Chico Basin Riparian Restoration Project 2014
Implemented by Wildlands Restoration Volunteers
(Healthy Rivers Fund $8300)
In the late 1800's and early 1900's, people planted tamarisk and Russian Olive trees by the rivers to help stop erosion on the banks of the river and for decoration on the Chico Basin Ranch. It did help with erosion; however, it formed many more problems.
These species drink much more water from the rivers than native plants and trees. This leaves less water to flow downstream. Also, Russian Olive trees take salt from the water and ground and bring it to the top surface soil. The native plants have a hard time growing in the salty soil and the tamarisks and Russian Olives take over. Few animals can eat the tamarisk and Russian Olives. Without the native plants, fish, birds, insects, deer, and other animals do not have anything to eat or places to live. From here a domino effect continues up the food chain.

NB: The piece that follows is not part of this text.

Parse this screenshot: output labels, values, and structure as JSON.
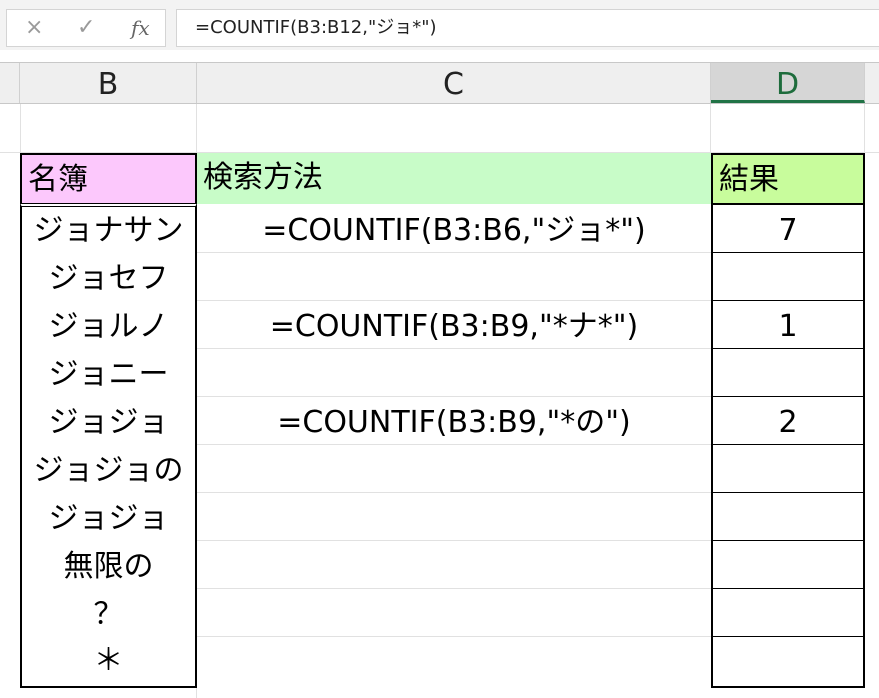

Healthy Rivers Fund support helped a consortium of nonprofit organizations round up volunteers to remove the Russian olive and tamarisk and replace them with native plants. In total, 658 native shrubs and trees were installed, volunteers contributed over 700 hours of work worth over $15,800.
The Chico Basin Ranch is located approximately 40 miles SE of Colorado Springs in the Chico Creek watershed and is dedicated to the enhancement and preservation of the natural world and the western heritage. Its mission is to create a working ranching model that views the ranch as an ecological resource base.

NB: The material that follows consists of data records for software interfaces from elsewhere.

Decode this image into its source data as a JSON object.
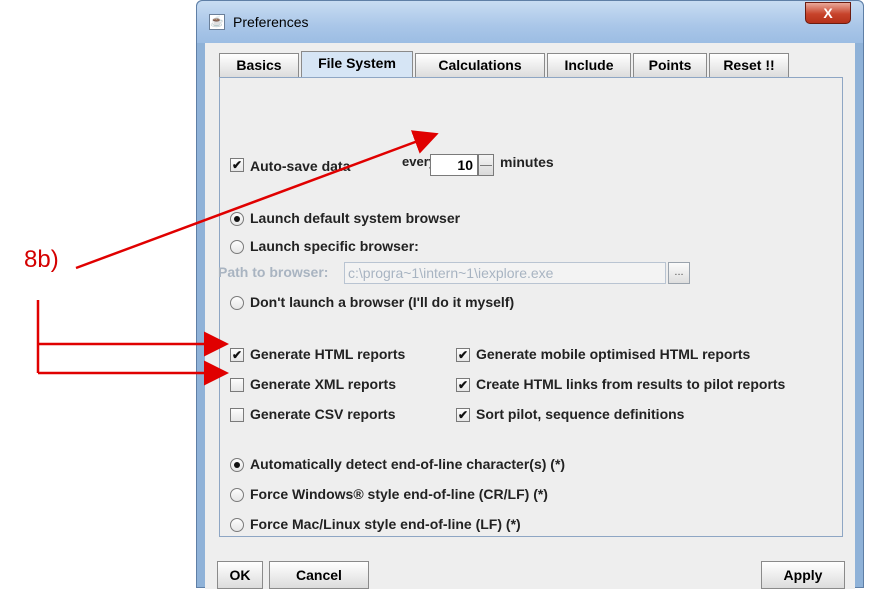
{
  "window": {
    "title": "Preferences",
    "title_icon": "java-icon",
    "close_label": "X"
  },
  "tabs": [
    {
      "label": "Basics",
      "active": false
    },
    {
      "label": "File System",
      "active": true
    },
    {
      "label": "Calculations",
      "active": false
    },
    {
      "label": "Include",
      "active": false
    },
    {
      "label": "Points",
      "active": false
    },
    {
      "label": "Reset !!",
      "active": false
    }
  ],
  "autosave": {
    "label": "Auto-save data",
    "checked": true,
    "every_label": "every",
    "minutes_value": "10",
    "minutes_label": "minutes"
  },
  "browser": {
    "options": [
      {
        "label": "Launch default system browser",
        "selected": true
      },
      {
        "label": "Launch specific browser:",
        "selected": false
      },
      {
        "label": "Don't launch a browser (I'll do it myself)",
        "selected": false
      }
    ],
    "path_label": "Path to browser:",
    "path_value": "c:\\progra~1\\intern~1\\iexplore.exe",
    "browse_label": "..."
  },
  "reports": {
    "generate_html": {
      "label": "Generate HTML reports",
      "checked": true
    },
    "generate_xml": {
      "label": "Generate XML reports",
      "checked": false
    },
    "generate_csv": {
      "label": "Generate CSV reports",
      "checked": false
    },
    "mobile_html": {
      "label": "Generate mobile optimised HTML reports",
      "checked": true
    },
    "html_links": {
      "label": "Create HTML links from results to pilot reports",
      "checked": true
    },
    "sort_pilot": {
      "label": "Sort pilot, sequence definitions",
      "checked": true
    }
  },
  "end_of_line": {
    "options": [
      {
        "label": "Automatically detect end-of-line character(s) (*)",
        "selected": true
      },
      {
        "label": "Force Windows® style end-of-line (CR/LF) (*)",
        "selected": false
      },
      {
        "label": "Force Mac/Linux style end-of-line (LF) (*)",
        "selected": false
      }
    ]
  },
  "buttons": {
    "ok": "OK",
    "cancel": "Cancel",
    "apply": "Apply"
  },
  "annotation": {
    "label": "8b)",
    "color": "#e00000"
  }
}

Colorado River Water Conservation District
Lower Gunnison Basin Salinity and Se Water Quality Monitoring 2010
(HRF - $16,000)
Irrigated agriculture plays a critical role in the culture and economy of the lower Gunnison basin and Grand Valley areas of western Colorado. However, soils underlying those farms have naturally high concentrations in selenium and associated salts. When the application of water occurs over these so-called Mancos shale soils (e.g., via irrigation water, leaking canals, seepage from ponds and septic leaching systems), water can mobilize selenium and salts, resulting in the discharge of those salts into irrigation drains and local waterways.
High selenium concentrations have been shown to cause reproductive failure and deformities in sensitive aquatic birds and fish. In order to reduce or prevent selenium and salinity loading to local water ways, millions of dollars are being spent on water-quality improvements and Best Management Practices (BMPs) in the Lower Gunnison River Basin. Salinity control projects such as off-farm piping and lining of irrigation delivery systems, the elimination of winter water in the Uncompahgre Project canals, and on-farm BMPs under the Environmental Quality Incentives Program (EQIP) have been successful in reducing selenium and salinity loads in the Basin.
In cooperation with partners such as the Gunnison Basin & Grand Valley Selenium Task Force, US Geologic Survey, U.S. Bureau of Reclamation, Colorado River Water Conservation District, and the Colorado Water Quality Control Division, this project expanded upon and optimized the existing water-quality monitoring network in the Lower Gunnison River Basin by adding an additional real-time specific conductance monitor in one of five strategic locations at the U.S. Geological Survey real-time stream flow gauging stations at Colona, Colorado. The monitor is gathering salinity and selenium data for water quality analyses so that remediation can be better targeted for the purposes of meeting State water-quality standards and Endangered Species Act requirements for the protection of endangered river fish.
The Colorado River Water Conservation District received $16,000 from the Colorado Healthy Rivers Fund for this effort. They leveraged HRF money to secure additional in-kind match of $27,014, as well as providing a cash match of $13,209 for a total project cost of $56,223.